The futureproof venue is a place that delivers total fan engagement and leverages technology to achieve this goal. Teams and properties need to think creatively about how to make their venues exciting today and relevant to their communities tomorrow.
To do this, questions around designing an experience that entices fans off the couch, keeps them safe, and engages them in a meaningful way should be considered early and often. Entertainment districts are rising to the challenge by creating spaces designed for multiple sports and events. Venues further strengthen their durability by enmeshing themselves in the city around them through mobility and connectivity initiatives.
If the fan is going to spend the time, money, and effort to get to the venue, they want to experience something they can’t be missed. They want to feel like they are part of something larger than themselves. Venues can deliver this by embracing their role as innovation hubs for emerging technology.

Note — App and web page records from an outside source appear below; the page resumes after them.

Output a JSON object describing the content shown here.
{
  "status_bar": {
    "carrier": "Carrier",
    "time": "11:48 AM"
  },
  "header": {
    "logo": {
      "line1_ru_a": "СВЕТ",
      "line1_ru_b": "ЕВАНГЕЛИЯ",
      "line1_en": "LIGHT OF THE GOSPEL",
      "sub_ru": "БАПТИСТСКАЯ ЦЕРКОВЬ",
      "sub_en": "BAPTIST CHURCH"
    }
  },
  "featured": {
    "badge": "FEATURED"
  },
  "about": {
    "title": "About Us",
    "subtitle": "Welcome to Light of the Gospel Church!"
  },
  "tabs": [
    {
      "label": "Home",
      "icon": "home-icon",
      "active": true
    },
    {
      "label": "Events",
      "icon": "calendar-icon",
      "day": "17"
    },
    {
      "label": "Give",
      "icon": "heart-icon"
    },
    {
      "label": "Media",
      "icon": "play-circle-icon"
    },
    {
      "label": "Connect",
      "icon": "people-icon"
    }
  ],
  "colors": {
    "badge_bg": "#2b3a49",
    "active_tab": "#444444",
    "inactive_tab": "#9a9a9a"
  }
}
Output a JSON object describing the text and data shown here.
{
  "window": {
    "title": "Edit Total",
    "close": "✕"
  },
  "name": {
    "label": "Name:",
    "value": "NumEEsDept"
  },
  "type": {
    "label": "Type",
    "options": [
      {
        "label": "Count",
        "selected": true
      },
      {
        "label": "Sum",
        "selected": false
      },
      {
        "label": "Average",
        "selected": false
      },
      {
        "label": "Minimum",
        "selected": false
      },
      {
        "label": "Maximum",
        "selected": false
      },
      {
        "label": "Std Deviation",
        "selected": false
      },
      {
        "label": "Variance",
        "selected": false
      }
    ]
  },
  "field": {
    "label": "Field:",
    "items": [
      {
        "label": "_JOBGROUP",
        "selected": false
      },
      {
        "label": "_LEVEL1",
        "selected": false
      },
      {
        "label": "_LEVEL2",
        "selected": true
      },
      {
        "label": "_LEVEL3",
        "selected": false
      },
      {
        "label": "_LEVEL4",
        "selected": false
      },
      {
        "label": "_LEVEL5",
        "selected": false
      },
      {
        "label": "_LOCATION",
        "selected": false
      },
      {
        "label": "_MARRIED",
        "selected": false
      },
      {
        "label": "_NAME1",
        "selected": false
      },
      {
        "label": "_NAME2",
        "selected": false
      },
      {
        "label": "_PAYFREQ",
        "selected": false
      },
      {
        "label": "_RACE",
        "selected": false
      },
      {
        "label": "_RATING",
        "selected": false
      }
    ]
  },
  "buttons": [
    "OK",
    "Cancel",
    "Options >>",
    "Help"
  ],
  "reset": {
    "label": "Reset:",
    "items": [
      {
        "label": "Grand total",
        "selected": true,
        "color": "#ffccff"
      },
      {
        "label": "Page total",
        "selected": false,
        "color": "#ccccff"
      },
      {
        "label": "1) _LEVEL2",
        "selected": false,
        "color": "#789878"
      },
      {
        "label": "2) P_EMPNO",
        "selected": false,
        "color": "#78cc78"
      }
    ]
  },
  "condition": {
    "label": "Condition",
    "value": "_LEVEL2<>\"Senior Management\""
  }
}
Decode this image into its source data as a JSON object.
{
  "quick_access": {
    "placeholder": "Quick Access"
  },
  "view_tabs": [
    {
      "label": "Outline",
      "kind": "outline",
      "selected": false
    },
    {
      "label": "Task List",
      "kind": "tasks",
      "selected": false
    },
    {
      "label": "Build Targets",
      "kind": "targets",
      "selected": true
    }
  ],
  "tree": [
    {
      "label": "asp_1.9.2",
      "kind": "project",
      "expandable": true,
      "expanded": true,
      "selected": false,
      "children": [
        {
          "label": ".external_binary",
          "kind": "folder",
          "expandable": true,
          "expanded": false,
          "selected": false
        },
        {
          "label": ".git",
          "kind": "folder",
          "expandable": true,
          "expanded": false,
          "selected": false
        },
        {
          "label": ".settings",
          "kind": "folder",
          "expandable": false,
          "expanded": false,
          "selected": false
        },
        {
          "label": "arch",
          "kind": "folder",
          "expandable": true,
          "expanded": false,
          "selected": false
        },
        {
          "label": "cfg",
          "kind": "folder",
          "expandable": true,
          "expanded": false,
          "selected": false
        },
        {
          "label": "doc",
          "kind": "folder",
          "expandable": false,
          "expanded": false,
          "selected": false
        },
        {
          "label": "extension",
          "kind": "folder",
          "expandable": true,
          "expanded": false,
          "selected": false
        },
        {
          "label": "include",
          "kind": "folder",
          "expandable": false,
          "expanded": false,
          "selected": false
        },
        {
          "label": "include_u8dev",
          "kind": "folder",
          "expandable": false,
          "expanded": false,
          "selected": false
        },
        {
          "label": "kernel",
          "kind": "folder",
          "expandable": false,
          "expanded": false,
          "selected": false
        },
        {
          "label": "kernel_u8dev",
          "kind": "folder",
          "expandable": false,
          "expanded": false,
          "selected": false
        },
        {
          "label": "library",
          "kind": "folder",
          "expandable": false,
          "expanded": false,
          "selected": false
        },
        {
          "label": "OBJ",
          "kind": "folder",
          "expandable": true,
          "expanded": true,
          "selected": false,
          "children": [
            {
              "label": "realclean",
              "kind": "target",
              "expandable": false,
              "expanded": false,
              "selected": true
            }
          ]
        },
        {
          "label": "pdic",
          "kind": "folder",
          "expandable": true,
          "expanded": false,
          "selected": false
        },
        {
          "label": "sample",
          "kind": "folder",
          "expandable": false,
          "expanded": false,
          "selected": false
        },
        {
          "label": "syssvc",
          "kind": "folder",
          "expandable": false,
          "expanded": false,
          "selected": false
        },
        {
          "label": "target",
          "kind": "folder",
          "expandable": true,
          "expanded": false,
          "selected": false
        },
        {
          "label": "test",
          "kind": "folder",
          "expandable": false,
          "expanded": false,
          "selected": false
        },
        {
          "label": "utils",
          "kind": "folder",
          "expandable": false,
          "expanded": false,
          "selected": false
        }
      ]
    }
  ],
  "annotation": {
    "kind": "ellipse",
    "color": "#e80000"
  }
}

Acceleration of new technologies increases opportunity and risk
As a member of the PyeongChang Olympic Coordination Commission, our project began in 2011. In the 7-year span from kick-off to completion the world around us changed dramatically. Globally, internet access grew from 2 billion people in 2011 to 4 billion today.
This change was reflected in the 670 million people who watched the Games online, a 120 per cent increase from Sochi 2014. As applications on the Google Play store increased from 30,000 in 2010 to 3.5 million in 2018, mobile applications became the new way to access services such as ticketing and mobile ordering.
Behind the scenes, the evolution of cloud computing started to provide an easy to manage, scalable infrastructure resource which allowed companies to process large amounts of data. At the Sports Innovation Lab, we saw this change reflected in the proliferation of technology solutions. For the venues themselves, all of this change adds significant complexity but also provides opportunity to create differentiated and compelling technology-powered experiences that can wow fans.
The rate of technology evolution presented challenges for the Organizing Committee of the Olympic Games (OCOG), as technology decisions are made three to five years before the first event begins. As available solutions changed between 2011 and 2018, so too did fan expectations: mobile ordering, contactless payments and high-speed connectivity became the norm (for social media and instant replays).
Despite these challenges, the 2018 Olympics was a presentation of today’s most exciting technologies, from 8K broadcasts and 5G connectivity to virtual reality. Staying abreast and ahead of the rapidly evolving technologies and fan expectations will be essential to the success of the Games in Tokyo, Beijing, Paris, and LA.
Smart venues rise to the challenge
To match pace with the rate of technology evolution, the futureproof venue must be an innovation hub where technology providers test their solutions. The pressure and opportunity for what we at the Sports Innovation Lab call a ‘Smart Venue’ continues to build. A Smart Venue removes hassle, creates memories and builds a technology platform for further innovation. We see a host of new solutions adding to the fan experience.
Technologies that remove hassle and create memories were on full display in PyeongChang. Many of the The Olympic Partners (TOPs) used the Games to demonstrate their technology capabilities on a global platform. I was able to see and hear about the future of 5G with Samsung, facial recognition with Alibaba, VR with Intel, self-driving cars with Toyota, robot assistants with Genie Talk, live athlete data used for performance and fan engagement from Omega, and contactless payments with Visa. Korea Telecom also developed a high-speed, low latency network to support mass video streaming and deliver Wi-Fi to 250,000 devices simultaneously. The Games provide one of the most visible platforms for global technology vendors, yet we also see new technologies being tested across venues on a daily basis.
Raising the innovation bar
In my final duties as a member of the International Olympic Committee, I awarded the 2018 USA Women’s Hockey Team their gold medals. Standing in the centre of the Gangneung Hockey Centre, the feeling was electric.
That energy traveled halfway around the world, where at 3 AM USA Hockey fans were watching via a 4K high-definition stream. This year’s Olympics demonstrated the opportunities and challenges live sports face in creating futureproof venues:
- The live experience is incomparable. No substitute will ever match the in-person live experience at a venue.
- The remote experience is drastically improving. For those who cannot experience an event live, there are a growing number of digital alternatives.
These two forces put an extreme amount of pressure on venues to make it easy and appealing for fans to attend live events, but it also creates a huge opportunity to improve access and engagement with sport. Venue operators will need to expand their innovation strategy for attracting foot-traffic and community value.
Some properties are rising to this challenge by adopting their identity as an innovation hub. The San Francisco 49ers have created an innovation centre to teach local school children about Science, Technology, Engineering, Art and Math at 49ersEDU. FC Barcelona has an Innovation lab to examine the future applications of athlete data. The Green Bay Packers partnered with Microsoft to create the TitletownTech where digital solutions are developed for new market challenges.
Building innovation hubs inside venues for future events, Local Organizing Committees and venue owners/operators must look beyond blueprints and budgets to create innovation centres that increase the technology IQ of the local community, and ultimately, future fan engagement.